> [WORK TASK] Print each of the entries exactly, leaving nothing out.

[Recorded data]
########

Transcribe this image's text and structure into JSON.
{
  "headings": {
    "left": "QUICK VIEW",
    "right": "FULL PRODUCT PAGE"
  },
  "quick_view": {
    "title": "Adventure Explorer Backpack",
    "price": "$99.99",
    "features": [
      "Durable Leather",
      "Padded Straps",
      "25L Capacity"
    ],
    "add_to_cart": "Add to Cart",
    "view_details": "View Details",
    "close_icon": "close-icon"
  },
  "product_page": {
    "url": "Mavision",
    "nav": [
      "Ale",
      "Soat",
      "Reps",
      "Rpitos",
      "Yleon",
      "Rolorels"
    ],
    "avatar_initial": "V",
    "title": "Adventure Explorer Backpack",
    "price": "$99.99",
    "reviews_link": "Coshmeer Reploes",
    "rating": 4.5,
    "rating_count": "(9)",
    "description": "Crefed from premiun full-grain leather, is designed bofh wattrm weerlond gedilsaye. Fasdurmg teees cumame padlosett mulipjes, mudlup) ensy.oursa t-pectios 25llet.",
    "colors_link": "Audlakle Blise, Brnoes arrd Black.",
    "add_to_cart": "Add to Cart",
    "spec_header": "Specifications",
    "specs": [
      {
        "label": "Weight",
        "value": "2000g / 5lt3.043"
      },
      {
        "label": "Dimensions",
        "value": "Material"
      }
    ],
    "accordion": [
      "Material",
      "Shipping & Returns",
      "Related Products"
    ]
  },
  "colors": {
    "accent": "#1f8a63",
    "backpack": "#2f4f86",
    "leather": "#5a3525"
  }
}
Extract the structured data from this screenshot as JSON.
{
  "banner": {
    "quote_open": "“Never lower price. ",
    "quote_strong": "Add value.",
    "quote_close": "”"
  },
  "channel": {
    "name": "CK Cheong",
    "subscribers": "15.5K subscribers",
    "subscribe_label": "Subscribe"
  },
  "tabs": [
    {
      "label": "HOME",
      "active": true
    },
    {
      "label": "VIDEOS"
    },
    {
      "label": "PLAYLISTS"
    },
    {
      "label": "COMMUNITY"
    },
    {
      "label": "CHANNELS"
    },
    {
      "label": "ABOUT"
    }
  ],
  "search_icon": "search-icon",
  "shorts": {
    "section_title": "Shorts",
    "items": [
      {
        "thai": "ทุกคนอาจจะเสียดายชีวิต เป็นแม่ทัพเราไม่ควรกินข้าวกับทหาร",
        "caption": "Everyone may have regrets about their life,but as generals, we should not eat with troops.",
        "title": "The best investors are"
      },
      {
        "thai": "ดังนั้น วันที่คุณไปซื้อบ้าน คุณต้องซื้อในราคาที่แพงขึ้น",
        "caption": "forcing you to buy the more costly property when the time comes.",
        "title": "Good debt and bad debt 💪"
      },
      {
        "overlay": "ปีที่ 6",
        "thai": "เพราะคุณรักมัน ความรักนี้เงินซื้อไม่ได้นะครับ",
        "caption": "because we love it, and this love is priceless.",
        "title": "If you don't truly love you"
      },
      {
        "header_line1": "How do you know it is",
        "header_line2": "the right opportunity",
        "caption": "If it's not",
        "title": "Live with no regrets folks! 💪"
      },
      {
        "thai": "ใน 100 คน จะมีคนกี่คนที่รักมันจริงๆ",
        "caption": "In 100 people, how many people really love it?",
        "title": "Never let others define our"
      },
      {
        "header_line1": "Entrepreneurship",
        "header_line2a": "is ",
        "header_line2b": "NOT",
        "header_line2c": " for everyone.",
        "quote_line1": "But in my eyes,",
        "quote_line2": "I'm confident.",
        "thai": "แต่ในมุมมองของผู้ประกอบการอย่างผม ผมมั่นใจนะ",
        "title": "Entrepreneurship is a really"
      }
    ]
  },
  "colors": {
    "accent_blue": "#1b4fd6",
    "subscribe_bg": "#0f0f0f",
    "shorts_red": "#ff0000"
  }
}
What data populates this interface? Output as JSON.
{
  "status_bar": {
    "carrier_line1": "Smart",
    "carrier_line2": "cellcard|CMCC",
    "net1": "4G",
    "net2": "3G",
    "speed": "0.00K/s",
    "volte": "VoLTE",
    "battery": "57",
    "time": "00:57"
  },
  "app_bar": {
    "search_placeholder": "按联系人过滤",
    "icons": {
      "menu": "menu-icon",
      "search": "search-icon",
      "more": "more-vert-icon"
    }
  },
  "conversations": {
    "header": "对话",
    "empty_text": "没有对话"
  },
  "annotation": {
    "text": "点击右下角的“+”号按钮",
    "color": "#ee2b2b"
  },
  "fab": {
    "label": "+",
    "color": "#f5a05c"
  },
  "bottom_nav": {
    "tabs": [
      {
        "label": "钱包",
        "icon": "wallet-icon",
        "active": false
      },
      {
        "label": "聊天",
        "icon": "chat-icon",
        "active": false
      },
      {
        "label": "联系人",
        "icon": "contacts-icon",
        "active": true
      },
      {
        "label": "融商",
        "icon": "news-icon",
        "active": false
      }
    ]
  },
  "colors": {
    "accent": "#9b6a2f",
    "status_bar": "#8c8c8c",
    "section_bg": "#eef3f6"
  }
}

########

> [ANSWER TO THIS TASK]
Transcribe this image's text and structure into JSON.
{
  "headings": {
    "left": "QUICK VIEW",
    "right": "FULL PRODUCT PAGE"
  },
  "quick_view": {
    "title": "Adventure Explorer Backpack",
    "price": "$99.99",
    "features": [
      "Durable Leather",
      "Padded Straps",
      "25L Capacity"
    ],
    "add_to_cart": "Add to Cart",
    "view_details": "View Details",
    "close_icon": "close-icon"
  },
  "product_page": {
    "url": "Mavision",
    "nav": [
      "Ale",
      "Soat",
      "Reps",
      "Rpitos",
      "Yleon",
      "Rolorels"
    ],
    "avatar_initial": "V",
    "title": "Adventure Explorer Backpack",
    "price": "$99.99",
    "reviews_link": "Coshmeer Reploes",
    "rating": 4.5,
    "rating_count": "(9)",
    "description": "Crefed from premiun full-grain leather, is designed bofh wattrm weerlond gedilsaye. Fasdurmg teees cumame padlosett mulipjes, mudlup) ensy.oursa t-pectios 25llet.",
    "colors_link": "Audlakle Blise, Brnoes arrd Black.",
    "add_to_cart": "Add to Cart",
    "spec_header": "Specifications",
    "specs": [
      {
        "label": "Weight",
        "value": "2000g / 5lt3.043"
      },
      {
        "label": "Dimensions",
        "value": "Material"
      }
    ],
    "accordion": [
      "Material",
      "Shipping & Returns",
      "Related Products"
    ]
  },
  "colors": {
    "accent": "#1f8a63",
    "backpack": "#2f4f86",
    "leather": "#5a3525"
  }
}
Extract the structured data from this screenshot as JSON.
{
  "banner": {
    "quote_open": "“Never lower price. ",
    "quote_strong": "Add value.",
    "quote_close": "”"
  },
  "channel": {
    "name": "CK Cheong",
    "subscribers": "15.5K subscribers",
    "subscribe_label": "Subscribe"
  },
  "tabs": [
    {
      "label": "HOME",
      "active": true
    },
    {
      "label": "VIDEOS"
    },
    {
      "label": "PLAYLISTS"
    },
    {
      "label": "COMMUNITY"
    },
    {
      "label": "CHANNELS"
    },
    {
      "label": "ABOUT"
    }
  ],
  "search_icon": "search-icon",
  "shorts": {
    "section_title": "Shorts",
    "items": [
      {
        "thai": "ทุกคนอาจจะเสียดายชีวิต เป็นแม่ทัพเราไม่ควรกินข้าวกับทหาร",
        "caption": "Everyone may have regrets about their life,but as generals, we should not eat with troops.",
        "title": "The best investors are"
      },
      {
        "thai": "ดังนั้น วันที่คุณไปซื้อบ้าน คุณต้องซื้อในราคาที่แพงขึ้น",
        "caption": "forcing you to buy the more costly property when the time comes.",
        "title": "Good debt and bad debt 💪"
      },
      {
        "overlay": "ปีที่ 6",
        "thai": "เพราะคุณรักมัน ความรักนี้เงินซื้อไม่ได้นะครับ",
        "caption": "because we love it, and this love is priceless.",
        "title": "If you don't truly love you"
      },
      {
        "header_line1": "How do you know it is",
        "header_line2": "the right opportunity",
        "caption": "If it's not",
        "title": "Live with no regrets folks! 💪"
      },
      {
        "thai": "ใน 100 คน จะมีคนกี่คนที่รักมันจริงๆ",
        "caption": "In 100 people, how many people really love it?",
        "title": "Never let others define our"
      },
      {
        "header_line1": "Entrepreneurship",
        "header_line2a": "is ",
        "header_line2b": "NOT",
        "header_line2c": " for everyone.",
        "quote_line1": "But in my eyes,",
        "quote_line2": "I'm confident.",
        "thai": "แต่ในมุมมองของผู้ประกอบการอย่างผม ผมมั่นใจนะ",
        "title": "Entrepreneurship is a really"
      }
    ]
  },
  "colors": {
    "accent_blue": "#1b4fd6",
    "subscribe_bg": "#0f0f0f",
    "shorts_red": "#ff0000"
  }
}
What data populates this interface? Output as JSON.
{
  "status_bar": {
    "carrier_line1": "Smart",
    "carrier_line2": "cellcard|CMCC",
    "net1": "4G",
    "net2": "3G",
    "speed": "0.00K/s",
    "volte": "VoLTE",
    "battery": "57",
    "time": "00:57"
  },
  "app_bar": {
    "search_placeholder": "按联系人过滤",
    "icons": {
      "menu": "menu-icon",
      "search": "search-icon",
      "more": "more-vert-icon"
    }
  },
  "conversations": {
    "header": "对话",
    "empty_text": "没有对话"
  },
  "annotation": {
    "text": "点击右下角的“+”号按钮",
    "color": "#ee2b2b"
  },
  "fab": {
    "label": "+",
    "color": "#f5a05c"
  },
  "bottom_nav": {
    "tabs": [
      {
        "label": "钱包",
        "icon": "wallet-icon",
        "active": false
      },
      {
        "label": "聊天",
        "icon": "chat-icon",
        "active": false
      },
      {
        "label": "联系人",
        "icon": "contacts-icon",
        "active": true
      },
      {
        "label": "融商",
        "icon": "news-icon",
        "active": false
      }
    ]
  },
  "colors": {
    "accent": "#9b6a2f",
    "status_bar": "#8c8c8c",
    "section_bg": "#eef3f6"
  }
}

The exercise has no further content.